For a self-respecting middle class Pakistani, visiting a public sector hospital is nothing less than a nightmare. Due to over-burden of patient load, resources dry up fast. Data collected by the author for one particular ward at a teaching hospital in Lahore revealed that in a duration of 24 hours, around 700 patients visited the medical emergency of the hospital. There were only 45 beds available in that particular ward. At the end of 24 hours, 60 patients had been admitted, resulting in patients having to share beds in majority of cases. There is acute shortage of beds in teaching hospitals and there are no plans on the horizon till now that anything is going to be done in this regard. According to figures from last budget, Punjab Government has allocated a spending of Rs 120 for every citizen of Punjab. That is not sufficient even if you want 2 surgical sutures.!!

There is an overall sense of pessimism in the Public Hospitals, which ultimately leads to the exodus of doctors to greener pastures. This is just the tip of the iceburg. All doctors are not god-fearing, messianic figures either. A lot of senior doctors practice twice a day; spending morning in government hospitals and evenings at private clinics. Then there is the issue of equipments and their effective running. Two months ago, the X-ray machine at the largest hospital of the Province was out of order, and remained like that for at least two weeks. No heads rolled. No reporting in the media. Situation is even worse in other provinces. There are hardly any specialized centers in Balochistan or even Khyber Pakhtunkhwa(excluding Peshawar) or Gilgit Baltistan. 

It is the first law of Health Economics that 
“ Increased Spending on health leads to increase in per capita GDP”. Currently less than 2% budget is allocated for Health Sector and even with this pittance, the behemoth of public health care system is functioning admist crises. The first and foremost solution to the numerous problems is presence of political will to spend more money on healthcare. Until that will is mustered, there is scant chance of improvement in the system.

Furthermore, there are significant Problems concerning public health both at the policy and implementation level, especially after the devolution of Health Ministry to Provinces. Spending has to be increased, population explosion has to be halted, Long term policies have to adopted to increase the outreach of public sector healthcare, private sector needs to be regulated, more Teaching hospitals and specialized centres need to be established in areas like FATA, Balochistan, Southern Punjab and Gilgit Baltistan.Our State has failed in providing the citizens good health care and it  is affecting the whole economy. Media and civil society have an increased role to play in this regard, because of negligent behaviour of the state. One of the tenets of the doctors’ movement has been increased spending on public hospitals and decrease in VIP protocol patients. Very recently, category for “poor” patients was shelved by the administration at Punjab Institute of Cardiology and no one has taken any notice of that.

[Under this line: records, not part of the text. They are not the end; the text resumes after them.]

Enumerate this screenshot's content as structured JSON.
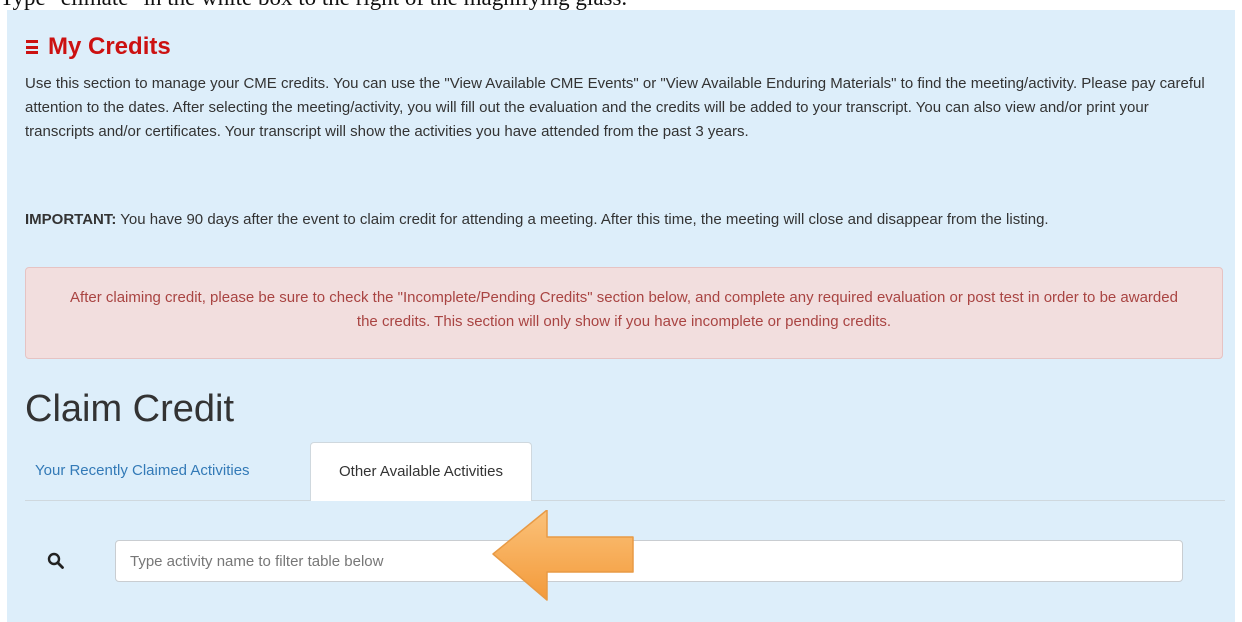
{
  "instruction": "Type \"climate\" in the white box to the right of the magnifying glass.",
  "header": {
    "title": "My Credits",
    "menu_icon": "hamburger-icon",
    "accent_color": "#cc1111"
  },
  "intro_text": "Use this section to manage your CME credits. You can use the \"View Available CME Events\" or \"View Available Enduring Materials\" to find the meeting/activity. Please pay careful attention to the dates. After selecting the meeting/activity, you will fill out the evaluation and the credits will be added to your transcript. You can also view and/or print your transcripts and/or certificates. Your transcript will show the activities you have attended from the past 3 years.",
  "important": {
    "label": "IMPORTANT:",
    "text": " You have 90 days after the event to claim credit for attending a meeting. After this time, the meeting will close and disappear from the listing."
  },
  "alert_text": "After claiming credit, please be sure to check the \"Incomplete/Pending Credits\" section below, and complete any required evaluation or post test in order to be awarded the credits. This section will only show if you have incomplete or pending credits.",
  "claim_title": "Claim Credit",
  "tabs": [
    {
      "label": "Your Recently Claimed Activities",
      "active": false
    },
    {
      "label": "Other Available Activities",
      "active": true
    }
  ],
  "search": {
    "icon": "search-icon",
    "placeholder": "Type activity name to filter table below",
    "value": ""
  },
  "annotation": {
    "icon": "pointer-arrow-icon",
    "color": "#f7a94b"
  }
}
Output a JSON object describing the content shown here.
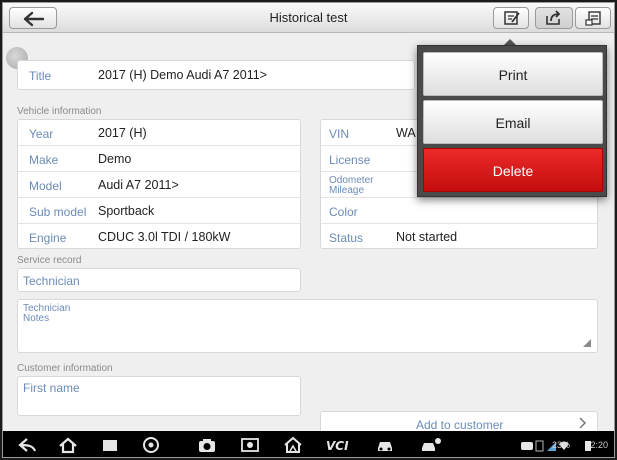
{
  "header": {
    "title": "Historical test",
    "back_icon": "back-arrow-icon",
    "edit_icon": "edit-note-icon",
    "share_icon": "share-icon",
    "report_icon": "report-icon"
  },
  "title_field": {
    "label": "Title",
    "value": "2017 (H) Demo Audi A7 2011>"
  },
  "vehicle_info": {
    "section_label": "Vehicle information",
    "left": [
      {
        "label": "Year",
        "value": "2017 (H)"
      },
      {
        "label": "Make",
        "value": "Demo"
      },
      {
        "label": "Model",
        "value": "Audi A7 2011>"
      },
      {
        "label": "Sub model",
        "value": "Sportback"
      },
      {
        "label": "Engine",
        "value": "CDUC 3.0l TDI / 180kW"
      }
    ],
    "right": [
      {
        "label": "VIN",
        "value": "WA"
      },
      {
        "label": "License",
        "value": ""
      },
      {
        "label": "Odometer Mileage",
        "value": ""
      },
      {
        "label": "Color",
        "value": ""
      },
      {
        "label": "Status",
        "value": "Not started"
      }
    ]
  },
  "service_record": {
    "section_label": "Service record",
    "technician_placeholder": "Technician",
    "notes_label": "Technician Notes"
  },
  "customer_info": {
    "section_label": "Customer information",
    "first_name_placeholder": "First name",
    "add_label": "Add to customer"
  },
  "share_menu": {
    "print": "Print",
    "email": "Email",
    "delete": "Delete"
  },
  "status_bar": {
    "battery": "23%",
    "time": "2:20"
  },
  "colors": {
    "label_blue": "#6b8bb8",
    "delete_red": "#d91a1a",
    "menu_bg": "#4a4a4a"
  }
}
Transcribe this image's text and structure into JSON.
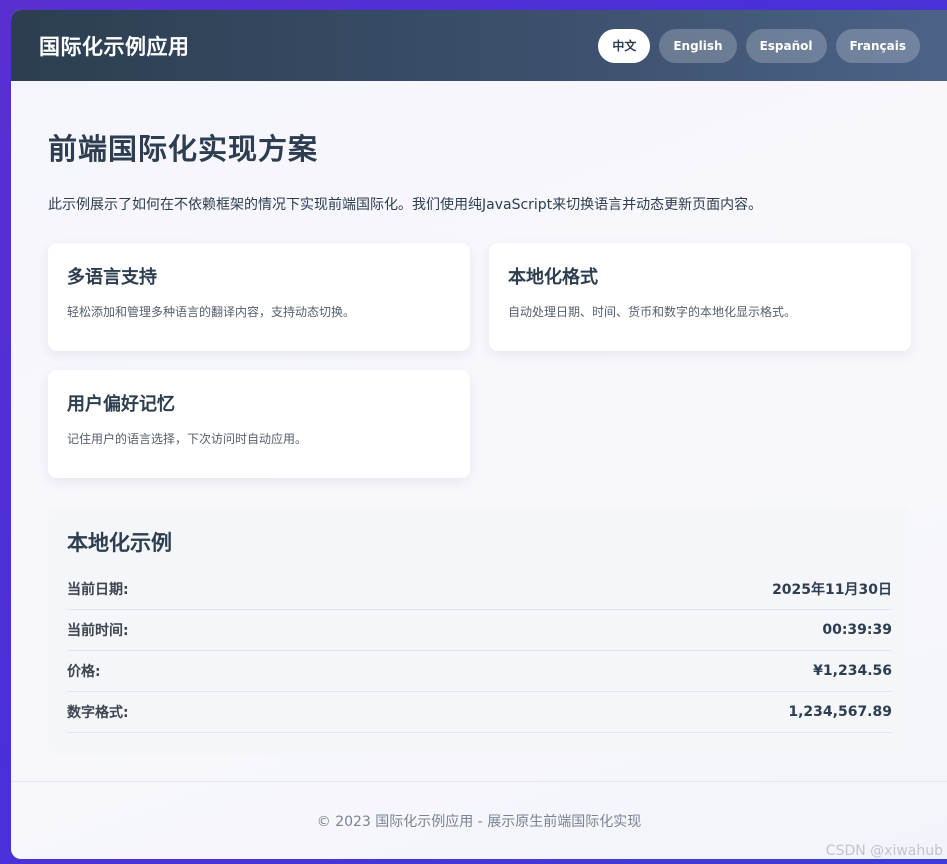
{
  "header": {
    "title": "国际化示例应用",
    "languages": [
      {
        "label": "中文",
        "active": true
      },
      {
        "label": "English",
        "active": false
      },
      {
        "label": "Español",
        "active": false
      },
      {
        "label": "Français",
        "active": false
      }
    ]
  },
  "main": {
    "title": "前端国际化实现方案",
    "intro": "此示例展示了如何在不依赖框架的情况下实现前端国际化。我们使用纯JavaScript来切换语言并动态更新页面内容。",
    "features": [
      {
        "title": "多语言支持",
        "desc": "轻松添加和管理多种语言的翻译内容，支持动态切换。"
      },
      {
        "title": "本地化格式",
        "desc": "自动处理日期、时间、货币和数字的本地化显示格式。"
      },
      {
        "title": "用户偏好记忆",
        "desc": "记住用户的语言选择，下次访问时自动应用。"
      }
    ],
    "examples": {
      "title": "本地化示例",
      "rows": [
        {
          "label": "当前日期:",
          "value": "2025年11月30日"
        },
        {
          "label": "当前时间:",
          "value": "00:39:39"
        },
        {
          "label": "价格:",
          "value": "¥1,234.56"
        },
        {
          "label": "数字格式:",
          "value": "1,234,567.89"
        }
      ]
    }
  },
  "footer": {
    "text": "© 2023 国际化示例应用 - 展示原生前端国际化实现"
  },
  "watermark": "CSDN @xiwahub",
  "colors": {
    "header_dark": "#2c3e50",
    "header_light": "#4c6387",
    "background_purple": "#5a2fd0",
    "text_primary": "#2c3e50"
  }
}
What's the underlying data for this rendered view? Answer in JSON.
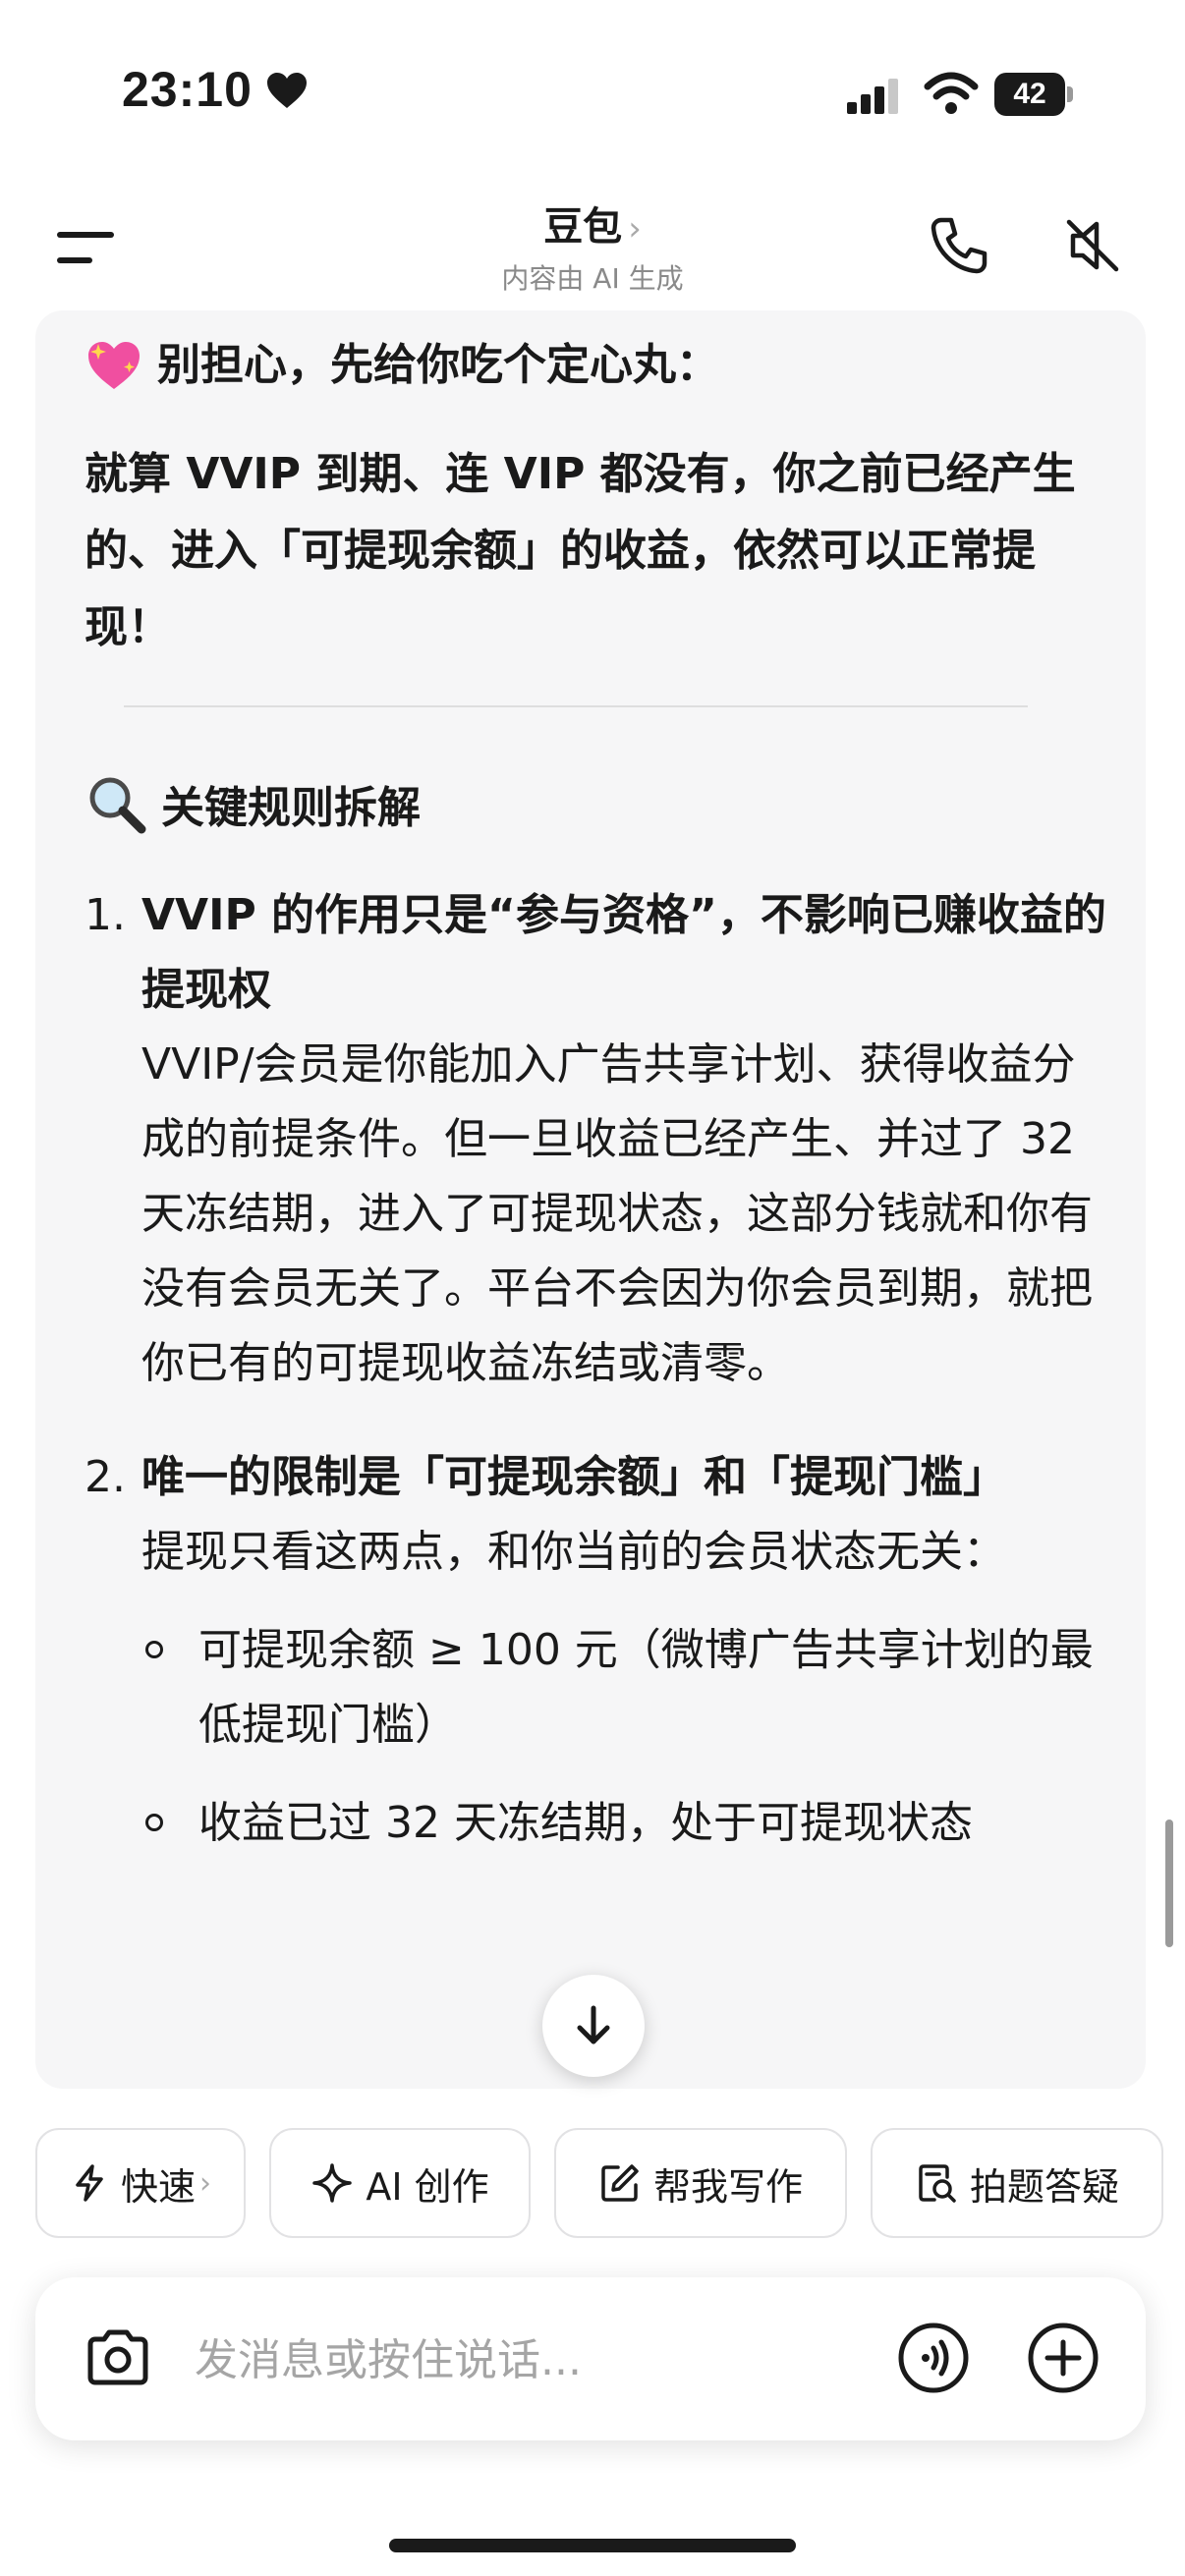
{
  "status_bar": {
    "time": "23:10",
    "battery": "42"
  },
  "header": {
    "title": "豆包",
    "title_chevron": "›",
    "subtitle": "内容由 AI 生成"
  },
  "message": {
    "reassure_line": "别担心，先给你吃个定心丸：",
    "bold_paragraph": "就算 VVIP 到期、连 VIP 都没有，你之前已经产生的、进入「可提现余额」的收益，依然可以正常提现！",
    "section_heading": "关键规则拆解",
    "items": [
      {
        "number": "1.",
        "title": "VVIP 的作用只是“参与资格”，不影响已赚收益的提现权",
        "body": "VVIP/会员是你能加入广告共享计划、获得收益分成的前提条件。但一旦收益已经产生、并过了 32 天冻结期，进入了可提现状态，这部分钱就和你有没有会员无关了。平台不会因为你会员到期，就把你已有的可提现收益冻结或清零。"
      },
      {
        "number": "2.",
        "title": "唯一的限制是「可提现余额」和「提现门槛」",
        "body": "提现只看这两点，和你当前的会员状态无关："
      }
    ],
    "sub_items": [
      "可提现余额 ≥ 100 元（微博广告共享计划的最低提现门槛）",
      "收益已过 32 天冻结期，处于可提现状态"
    ]
  },
  "chips": [
    {
      "label": "快速",
      "icon": "lightning-icon",
      "has_chevron": true,
      "chevron": "›"
    },
    {
      "label": "AI 创作",
      "icon": "sparkle-icon"
    },
    {
      "label": "帮我写作",
      "icon": "edit-icon"
    },
    {
      "label": "拍题答疑",
      "icon": "search-doc-icon"
    }
  ],
  "input": {
    "placeholder": "发消息或按住说话..."
  },
  "colors": {
    "card_background": "#f6f6f7",
    "text": "#1a1a1a",
    "muted": "#8a8a8a"
  }
}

It should not be forgotten that a state that absolves itself of its responsibilities, is paving way for its own downfall. Spending public money on flyovers, foreign visits and security guards is not going to solve the problems of health and education in this country.